1. You need to spend lots of time practicing mindfulness before it is beneficial.
Absolutely not. There is a common misconception around mindfulness that you have to spend many decades practicing mindfulness for you to enjoy the benefits which discourages many from even starting a practice.
While long-term mindfulness practitioners have certainly found their continued practice to have positive impacts on their lives, the benefits of mindfulness can already be seen after a much briefer engagement with mindfulness. Many people have also reported improved wellbeing and concentration after only one mindfulness practice (though this may not necessarily last long).
2. Only long mindfulness practices are helpful.
Similar to above, long practices can be helpful, but research comparing different practice lengths found that shorter practices of just 5 to 10 minutes can have positive effects, especially for those new to mindfulness.

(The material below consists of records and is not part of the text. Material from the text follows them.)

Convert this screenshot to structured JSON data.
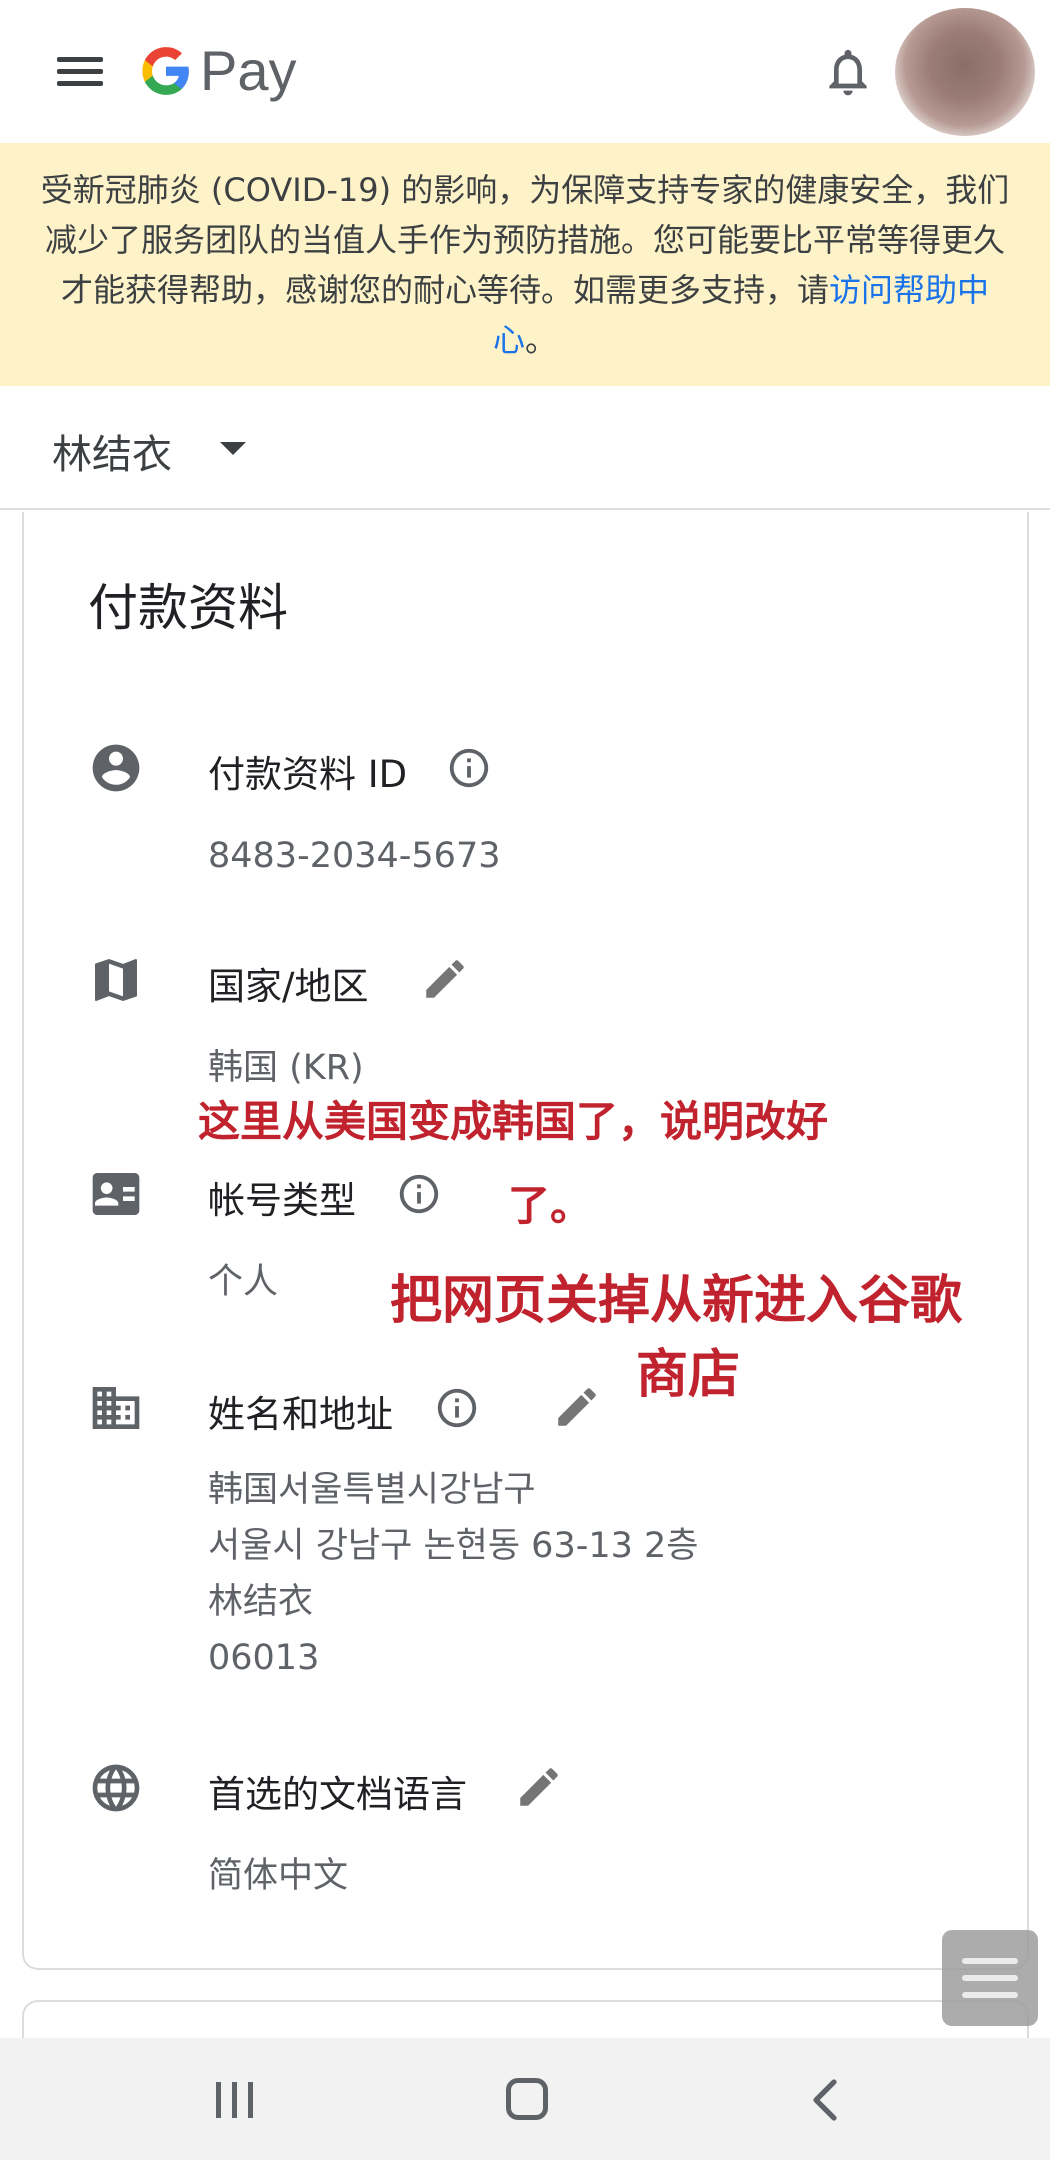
{
  "app": {
    "logo_g": "G",
    "logo_text": "Pay"
  },
  "banner": {
    "text": "受新冠肺炎 (COVID-19) 的影响，为保障支持专家的健康安全，我们减少了服务团队的当值人手作为预防措施。您可能要比平常等得更久才能获得帮助，感谢您的耐心等待。如需更多支持，请",
    "link_text": "访问帮助中心",
    "end": "。"
  },
  "account": {
    "name": "林结衣"
  },
  "profile": {
    "title": "付款资料",
    "rows": [
      {
        "label": "付款资料 ID",
        "icon": "person-icon",
        "values": [
          "8483-2034-5673"
        ]
      },
      {
        "label": "国家/地区",
        "icon": "map-icon",
        "values": [
          "韩国 (KR)"
        ]
      },
      {
        "label": "帐号类型",
        "icon": "id-card-icon",
        "values": [
          "个人"
        ]
      },
      {
        "label": "姓名和地址",
        "icon": "building-icon",
        "values": [
          "韩国서울특별시강남구",
          "서울시 강남구 논현동 63-13 2층",
          "林结衣",
          "06013"
        ]
      },
      {
        "label": "首选的文档语言",
        "icon": "globe-icon",
        "values": [
          "简体中文"
        ]
      }
    ]
  },
  "annotations": {
    "note1_line1": "这里从美国变成韩国了，说明改好",
    "note1_line2": "了。",
    "note2_line1": "把网页关掉从新进入谷歌",
    "note2_line2": "商店",
    "color": "#c0232d"
  },
  "colors": {
    "banner_bg": "#fef3c8",
    "link": "#1a73e8"
  }
}
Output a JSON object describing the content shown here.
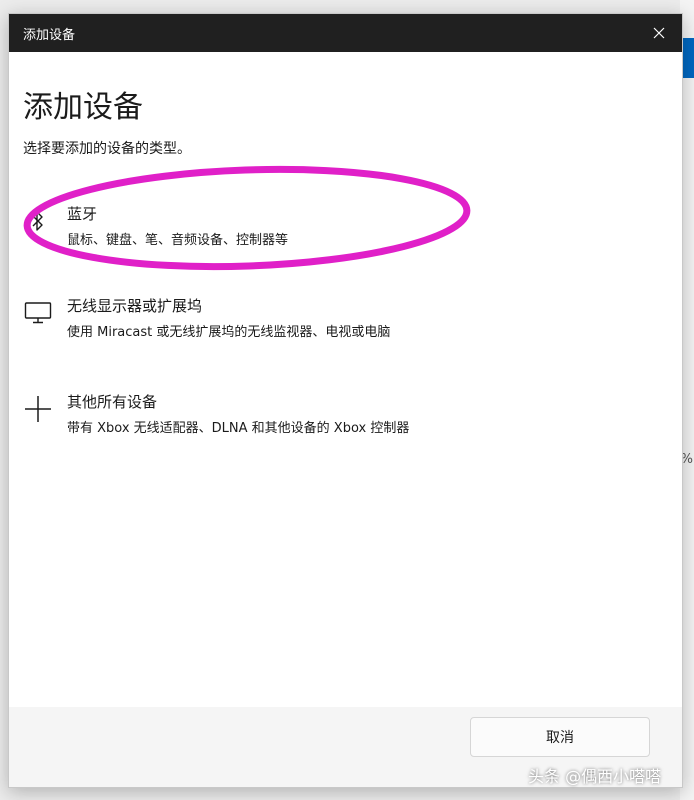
{
  "window": {
    "title": "添加设备",
    "close_icon": "close-icon"
  },
  "main": {
    "heading": "添加设备",
    "subtitle": "选择要添加的设备的类型。",
    "options": [
      {
        "icon": "bluetooth-icon",
        "title": "蓝牙",
        "description": "鼠标、键盘、笔、音频设备、控制器等"
      },
      {
        "icon": "monitor-icon",
        "title": "无线显示器或扩展坞",
        "description": "使用 Miracast 或无线扩展坞的无线监视器、电视或电脑"
      },
      {
        "icon": "plus-icon",
        "title": "其他所有设备",
        "description": "带有 Xbox 无线适配器、DLNA 和其他设备的 Xbox 控制器"
      }
    ]
  },
  "footer": {
    "cancel_label": "取消"
  },
  "background": {
    "percent_fragment": "%"
  },
  "watermark": {
    "text": "头条 @偶西小嗒嗒"
  },
  "colors": {
    "titlebar": "#202020",
    "highlight": "#e020c8",
    "accent": "#0067c0"
  }
}
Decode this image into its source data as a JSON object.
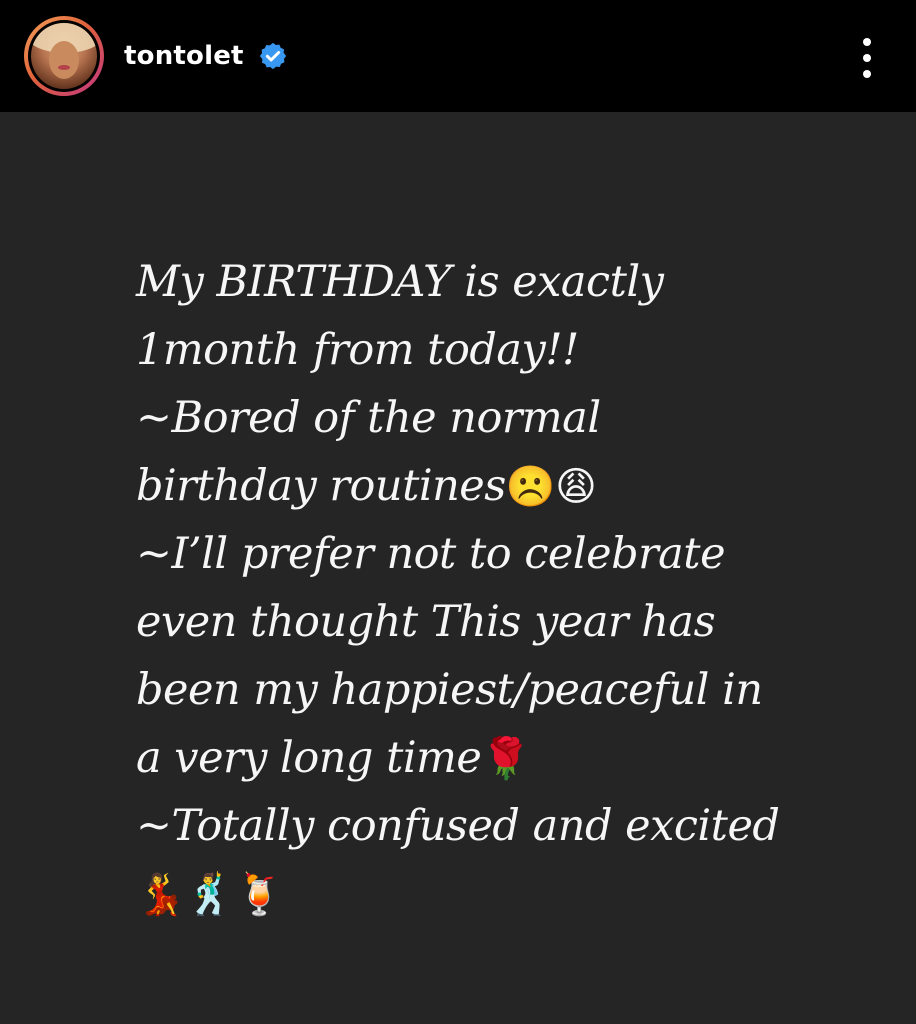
{
  "header": {
    "username": "tontolet",
    "verified": true,
    "menu_icon": "more-vertical-icon"
  },
  "story": {
    "background_color": "#252525",
    "text_color": "#f6f6f6",
    "lines": [
      "My BIRTHDAY is exactly",
      "1month from today!!",
      "~Bored of the normal",
      "birthday routines",
      "~I’ll prefer not to celebrate",
      "even thought This year has",
      "been my happiest/peaceful in",
      "a very long time",
      "~Totally confused and excited"
    ],
    "emojis": {
      "routines": "☹️😩",
      "time": "🌹",
      "excited": "💃🕺🍹"
    }
  },
  "colors": {
    "verified_blue": "#3897f0",
    "header_bg": "#000000"
  }
}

Because our lives can be so busy, sitting down to practice for a prolonged period of time is just not possible for many. Also, with shorter mindfulness practices, it might be something you look forward to more rather than thinking of it as another chore to be completed. Much like anything you learn or practice, it can be good to start small.
3. You need special equipment for mindfulness practice.
You may have seen a lot of supposedly specialised equipment advertised, such as a meditation cushion which allows you to sit in a meditation pose, or meditation bells that transfer you into a mindful state. None of this is needed.
All you need is your breath and perhaps a recording of a guided meditation practice on your phone. You don’t even need to sit, you can practice mindfulness while walking, washing dishes, or brushing your teeth. Because everyone is different, the best way to practice mindfulness for you might look different to somebody else. So, make mindfulness work for you!
4. Mindfulness only works when it is taught in a face-to-face group.
Although there are many benefits to learning and practicing mindfulness in a group format, you don’t need to wait until the pandemic is over to sign up to a face-to-face program.
Mindfulness can also be learned when practiced on your own or with an online community. In fact, research which compared many different mindfulness programs found that different types can be helpful for improving wellbeing. This also makes mindfulness more accessible because it grants people the opportunity to practice mindfulness in their own time, whenever best suits them.
5. Mindfulness is a panacea that heals all ills.
Sadly not (though wouldn’t that be great?). Even though research has found many benefits of mindfulness when it comes to wellbeing and productivity, if you are in a toxic environment, practicing mindfulness will not eradicate that. And ask discussed on our recent podcast episode about workplace wellbeing, mindfulness is no replacement for good job design. However, mindfulness practice can help you notice and respond better to difficult situations.
Want to make a start?
There are lots of mindfulness resources available online, such apps like Insight Timer, Headspace or Calm, and online courses, for instance those advertised through FutureLearn.
Want to learn more?
Check out our recent podcast episode all about mindfulness, featuring an interview with Sarah. If you’d like to join us for a live discussion with Sarah, sign up at www.worklifepsych.club and come to our community meetup on April 28th. The community and meetup are completely free and a great way to learn more about the topics covered in this blog and on our podcast.